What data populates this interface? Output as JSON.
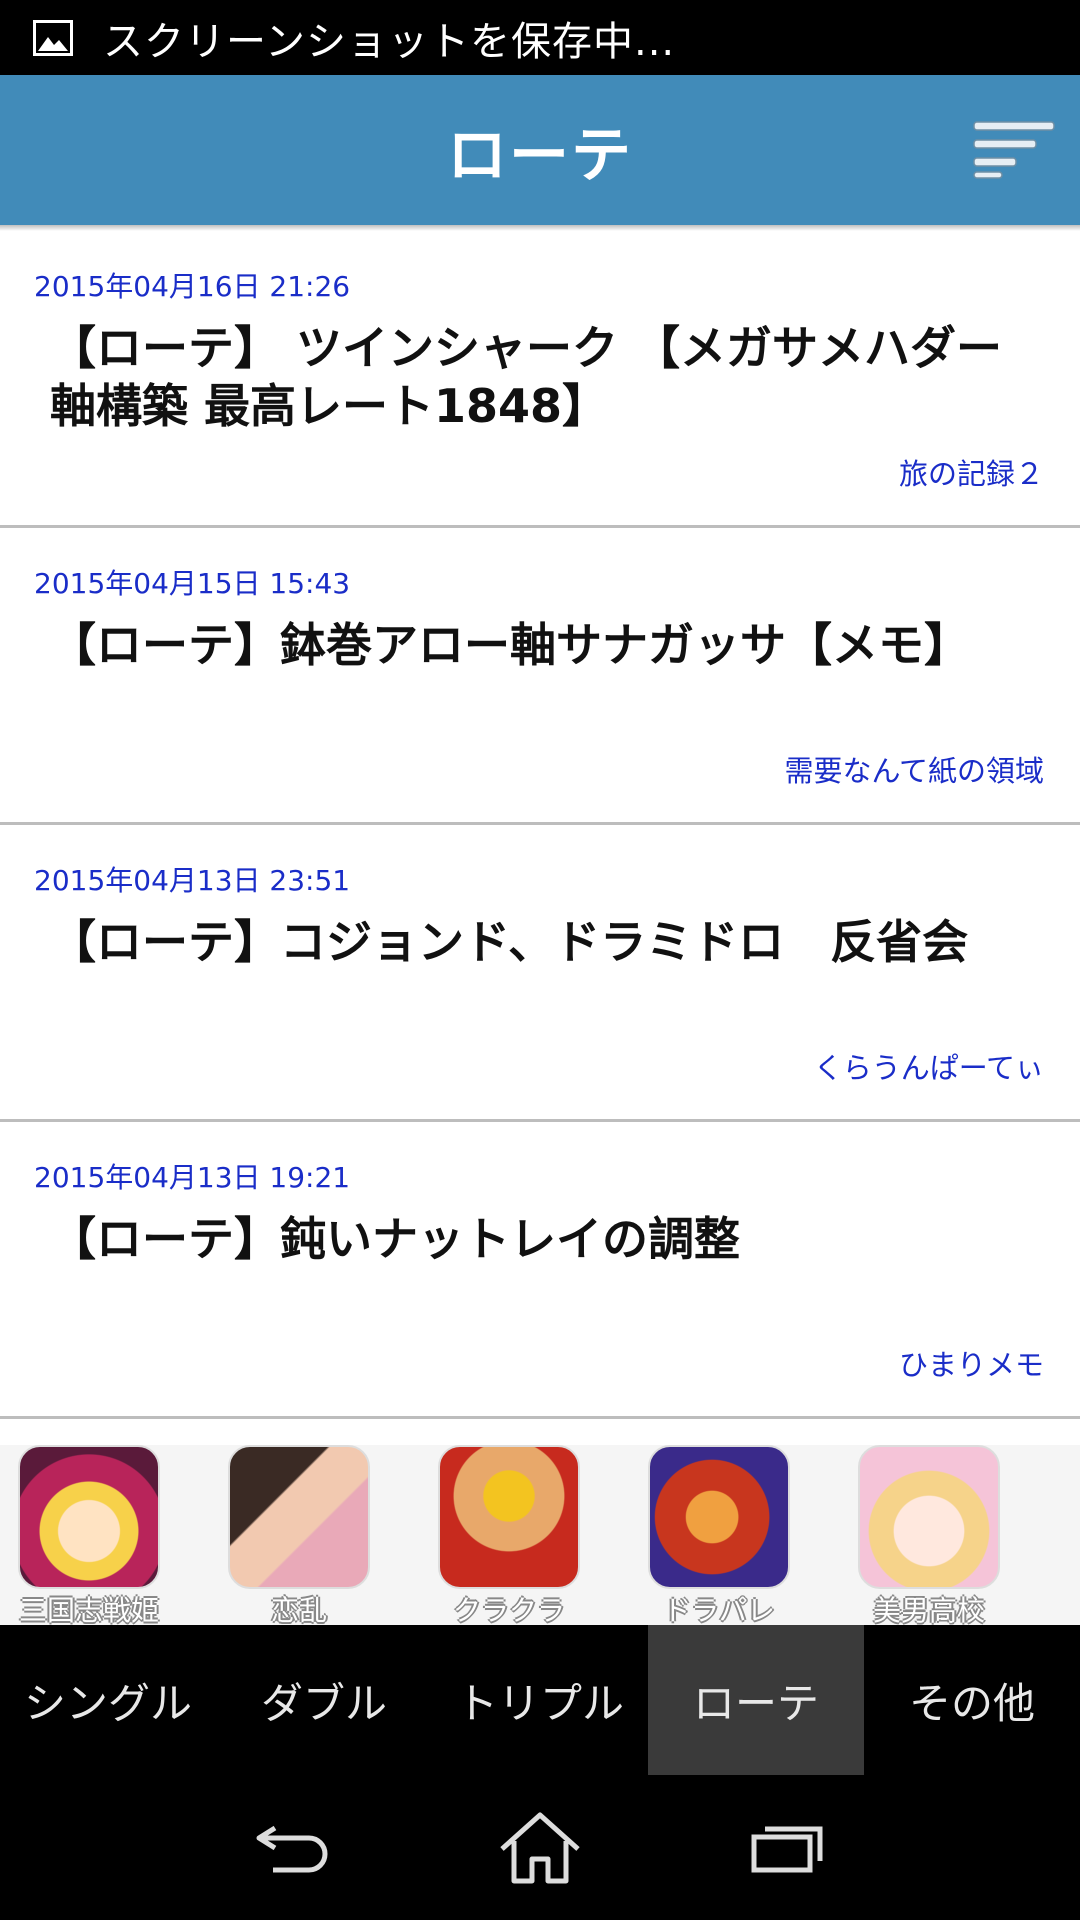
{
  "status_bar": {
    "text": "スクリーンショットを保存中..."
  },
  "header": {
    "title": "ローテ",
    "menu_icon": "menu-lines-icon"
  },
  "articles": [
    {
      "date": "2015年04月16日 21:26",
      "title": "【ローテ】 ツインシャーク 【メガサメハダー軸構築 最高レート1848】",
      "source": "旅の記録２"
    },
    {
      "date": "2015年04月15日 15:43",
      "title": "【ローテ】鉢巻アロー軸サナガッサ【メモ】",
      "source": "需要なんて紙の領域"
    },
    {
      "date": "2015年04月13日 23:51",
      "title": "【ローテ】コジョンド、ドラミドロ　反省会",
      "source": "くらうんぱーてぃ"
    },
    {
      "date": "2015年04月13日 19:21",
      "title": "【ローテ】鈍いナットレイの調整",
      "source": "ひまりメモ"
    }
  ],
  "ads": [
    {
      "label": "三国志戦姫",
      "icon": "app-icon-sangokushi"
    },
    {
      "label": "恋乱",
      "icon": "app-icon-koiran"
    },
    {
      "label": "クラクラ",
      "icon": "app-icon-clash"
    },
    {
      "label": "ドラパレ",
      "icon": "app-icon-drapare"
    },
    {
      "label": "美男高校",
      "icon": "app-icon-binan"
    }
  ],
  "tabs": [
    {
      "label": "シングル",
      "active": false
    },
    {
      "label": "ダブル",
      "active": false
    },
    {
      "label": "トリプル",
      "active": false
    },
    {
      "label": "ローテ",
      "active": true
    },
    {
      "label": "その他",
      "active": false
    }
  ],
  "nav": {
    "back_icon": "back-icon",
    "home_icon": "home-icon",
    "recents_icon": "recents-icon"
  },
  "colors": {
    "header": "#418bb9",
    "date_link": "#1a2dc8",
    "active_tab": "#3a3a3a"
  }
}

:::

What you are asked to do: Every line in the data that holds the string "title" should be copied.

Task response:
    "title": "ローテ",
      "title": "【ローテ】 ツインシャーク 【メガサメハダー軸構築 最高レート1848】",
      "title": "【ローテ】鉢巻アロー軸サナガッサ【メモ】",
      "title": "【ローテ】コジョンド、ドラミドロ　反省会",
      "title": "【ローテ】鈍いナットレイの調整",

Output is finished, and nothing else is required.